With my boiler playing up over the last week and a few freezing nights whilst parts have been on order, I’m reminded of two things. How annoying it is to be cold, and how quickly the body adapts and forgets that your house is about as warm as your fridge. Batteries on the other hand, do not forget, and as we know are very temperature sensitive. This is where I could insert a pun about my wife, but as the boiler is now working and we are speaking again I’ll resist the urge.
How do you get good performance from LiPo batteries when filming in the cold?
1. Warm Them Up
The simplest thing of all is to keep them warm – however this is easier said than done. If you are flying an Inspire, DJI have come up with this clever battery warmer thing (below), which uses a small amount of the battery’s charge to heat the battery pack up. Designed to be used for ten minutes immediately before flight, this self-contained unit is a pretty neat idea. The problem is that it’s doesn’t appear to be insulating (simply a heating element), so the little heat it generates will dissipate quickly. On the plus size the whole thing will fit in a coat pocket, so you can get your next battery ready prior to each flight.
DJI Inspire Battery Warmer Thing (about £15)
For everyone else, there’s Hand Warmers. Stick these in your pocket next to a lipo and it will soon start to warm it up. Better still get a few of these and an ice box or themal freezer bag and you’ve got a warm environment to store all the batteries you need for the shoot. Just remember that they crystals take a good ten to fifteen minutes to start putting out good heat, so make sure your battery packs are warmed in advance. Keeping them in the boot of the car won’t work beyond the first hour, particularly if it’s a very cold day. At a push keep them in the front foot-wells with the engine on and heaters pointed at them.
With any heating device make sure you are not putting out too much heat so that you don’t damage the batteries.
Hand Warmers (about a quid a pop)
2. Land Early

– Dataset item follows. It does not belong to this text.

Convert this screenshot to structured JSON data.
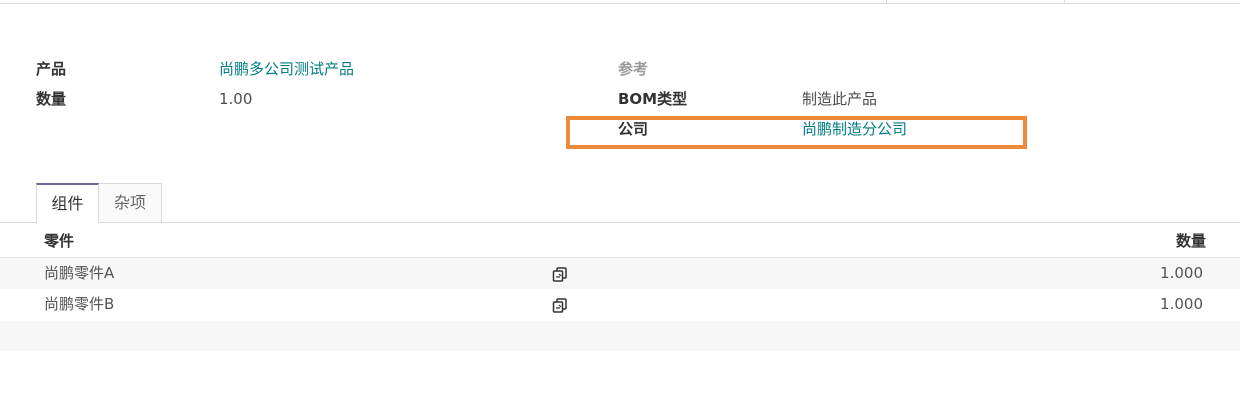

No matter how well you warm your packs prior to take-off, you are going to find they lose heat quickly, particularly once airborne with cold-air flowing over them at however many knots you are flying in. You cannot expect to get the same performance out of LiPo’s in the cold. In my experience they do some funny things too. In Iceland at -10°C I had an Inspire battery go from 30% to 0% in an instant. Fortunately I was a few feet from the ground coming in to land when this happened. Oh and this was despite the OSD telling me the battery was 32°C. Don’t believe the instruments if your gut is telling you to land.
Or this could happen:
I’m speculating here, but but it looks to me like the blades have stopped before it hits the deck. I’m going to guess battery voltages fell below the min for the ESC’s which were shut off. If anyone knows differently please let me know and I’ll update this.
3. Don’t Charge LiPos In The Cold
It can reduce the life of the batteries. With the DJI warmer, I find using it before charging helped in cold environments, but ideally charge everything at room temperature. At a pinch if you are using a generator make use of the exhaust heat (again making sure you don’t fry the batteries or start a fire).
4. Don’t Forget To Keep The Pilot Warm Too
Finally, wrap up warm and wear some thick gloves. The cold slows reactions, impairs decision making and is highly distracting. A warm pilot is a safe pilot.